My work draws on the fields of marine biology, ocean and coastal management, and marine governance to understand how different environmental management approaches impact MPA effectiveness. The outcome of my PhD work hopes to give MPA managers, policy makers, scientists, and other stakeholders evidence on which to base more effective management of MPAs.

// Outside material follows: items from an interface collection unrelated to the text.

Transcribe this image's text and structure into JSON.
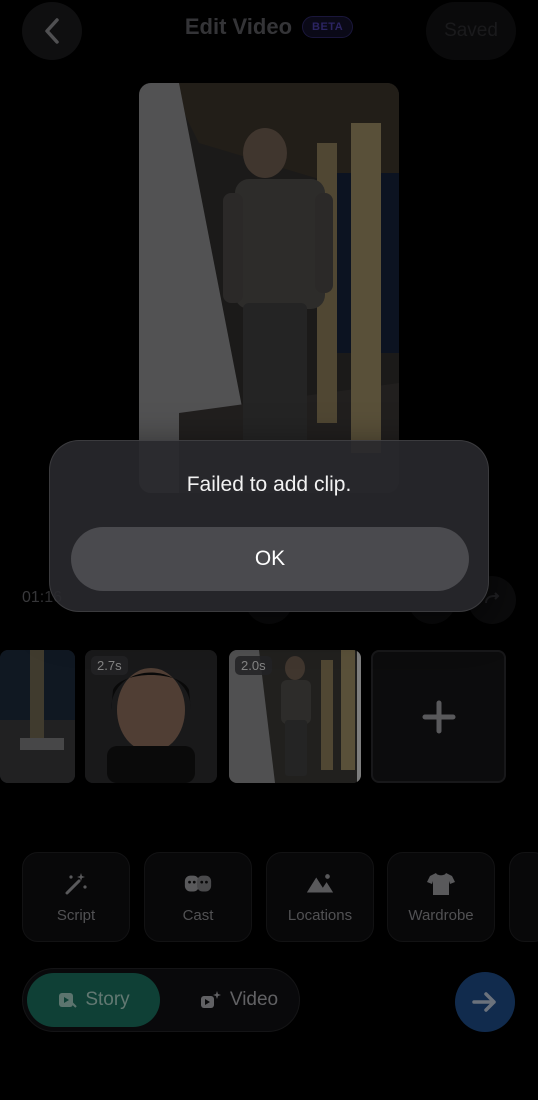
{
  "header": {
    "back_icon": "chevron-left-icon",
    "title": "Edit Video",
    "badge": "BETA",
    "saved_label": "Saved"
  },
  "preview": {
    "description_icon": "video-frame"
  },
  "playback": {
    "timecode": "01:16"
  },
  "clips": [
    {
      "duration": ""
    },
    {
      "duration": "2.7s"
    },
    {
      "duration": "2.0s"
    }
  ],
  "tools": [
    {
      "label": "Script",
      "icon": "magic-wand-icon"
    },
    {
      "label": "Cast",
      "icon": "cast-faces-icon"
    },
    {
      "label": "Locations",
      "icon": "mountains-icon"
    },
    {
      "label": "Wardrobe",
      "icon": "tshirt-icon"
    }
  ],
  "mode_toggle": {
    "story_label": "Story",
    "video_label": "Video",
    "active": "Story"
  },
  "alert": {
    "message": "Failed to add clip.",
    "ok_label": "OK"
  },
  "colors": {
    "accent_green": "#1a6f5e",
    "accent_blue": "#1e4b86",
    "badge_purple": "#4b3ea8"
  }
}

A wide array of methods is currently applied to adequately manage and protect marine resources, such as establishing marine protected areas (MPAs). MPAs should meet both biophysical objectives while maintaining sustainable use; in other words, they must ensure long-term ecological conservation of species and habitats while also considering socioeconomic outcomes. Ecosystem management and good governance are necessary for MPA success. This doctoral project will assess MPA effectiveness in the Irish Sea, which has almost 200 MPA designations across 112 sites. To explore the state of MPAs in the Irish Sea, my research will first identify gaps in management and monitoring in Irish Sea MPAs to determine whether there are any paper parks. I will then assess equity (as called for by the Convention on Biological Diversity) in three case-study MPAs (Strangford Lough, Carlingford Lough, and the Solway Firth) to better understand stakeholder perceptions. Finally, I will use indicator species population data to evaluate the state of mudflats, an important yet threatened habitat in European MPAs, at Strangford Lough and the Solway Firth, and understand some of the related impacts of declining mudflat conditions in MPA ecosystems.